Given records: Begin
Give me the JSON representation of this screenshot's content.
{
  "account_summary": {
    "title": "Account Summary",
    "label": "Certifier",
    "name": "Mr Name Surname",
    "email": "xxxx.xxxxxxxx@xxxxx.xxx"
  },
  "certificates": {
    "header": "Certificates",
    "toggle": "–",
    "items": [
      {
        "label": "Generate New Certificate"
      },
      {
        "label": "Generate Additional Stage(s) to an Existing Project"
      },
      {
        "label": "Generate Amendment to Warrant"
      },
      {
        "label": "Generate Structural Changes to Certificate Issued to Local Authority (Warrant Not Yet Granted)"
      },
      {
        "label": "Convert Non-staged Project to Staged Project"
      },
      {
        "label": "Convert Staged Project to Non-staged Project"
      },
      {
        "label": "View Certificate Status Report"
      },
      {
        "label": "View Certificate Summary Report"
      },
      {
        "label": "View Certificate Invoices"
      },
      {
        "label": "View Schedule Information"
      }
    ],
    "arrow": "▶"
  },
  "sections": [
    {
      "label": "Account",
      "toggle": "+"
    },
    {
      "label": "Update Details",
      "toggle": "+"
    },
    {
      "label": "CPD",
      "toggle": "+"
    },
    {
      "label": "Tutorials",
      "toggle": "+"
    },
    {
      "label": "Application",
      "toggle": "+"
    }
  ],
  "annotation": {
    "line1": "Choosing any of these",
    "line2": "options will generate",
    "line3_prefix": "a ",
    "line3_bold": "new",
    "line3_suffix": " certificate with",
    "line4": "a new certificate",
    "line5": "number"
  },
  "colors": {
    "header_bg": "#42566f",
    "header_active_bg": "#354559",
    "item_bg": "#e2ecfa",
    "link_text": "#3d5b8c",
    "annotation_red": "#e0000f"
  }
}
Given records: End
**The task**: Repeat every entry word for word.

**Answer space**:
Give me the JSON representation of this screenshot's content.
{
  "account_summary": {
    "title": "Account Summary",
    "label": "Certifier",
    "name": "Mr Name Surname",
    "email": "xxxx.xxxxxxxx@xxxxx.xxx"
  },
  "certificates": {
    "header": "Certificates",
    "toggle": "–",
    "items": [
      {
        "label": "Generate New Certificate"
      },
      {
        "label": "Generate Additional Stage(s) to an Existing Project"
      },
      {
        "label": "Generate Amendment to Warrant"
      },
      {
        "label": "Generate Structural Changes to Certificate Issued to Local Authority (Warrant Not Yet Granted)"
      },
      {
        "label": "Convert Non-staged Project to Staged Project"
      },
      {
        "label": "Convert Staged Project to Non-staged Project"
      },
      {
        "label": "View Certificate Status Report"
      },
      {
        "label": "View Certificate Summary Report"
      },
      {
        "label": "View Certificate Invoices"
      },
      {
        "label": "View Schedule Information"
      }
    ],
    "arrow": "▶"
  },
  "sections": [
    {
      "label": "Account",
      "toggle": "+"
    },
    {
      "label": "Update Details",
      "toggle": "+"
    },
    {
      "label": "CPD",
      "toggle": "+"
    },
    {
      "label": "Tutorials",
      "toggle": "+"
    },
    {
      "label": "Application",
      "toggle": "+"
    }
  ],
  "annotation": {
    "line1": "Choosing any of these",
    "line2": "options will generate",
    "line3_prefix": "a ",
    "line3_bold": "new",
    "line3_suffix": " certificate with",
    "line4": "a new certificate",
    "line5": "number"
  },
  "colors": {
    "header_bg": "#42566f",
    "header_active_bg": "#354559",
    "item_bg": "#e2ecfa",
    "link_text": "#3d5b8c",
    "annotation_red": "#e0000f"
  }
}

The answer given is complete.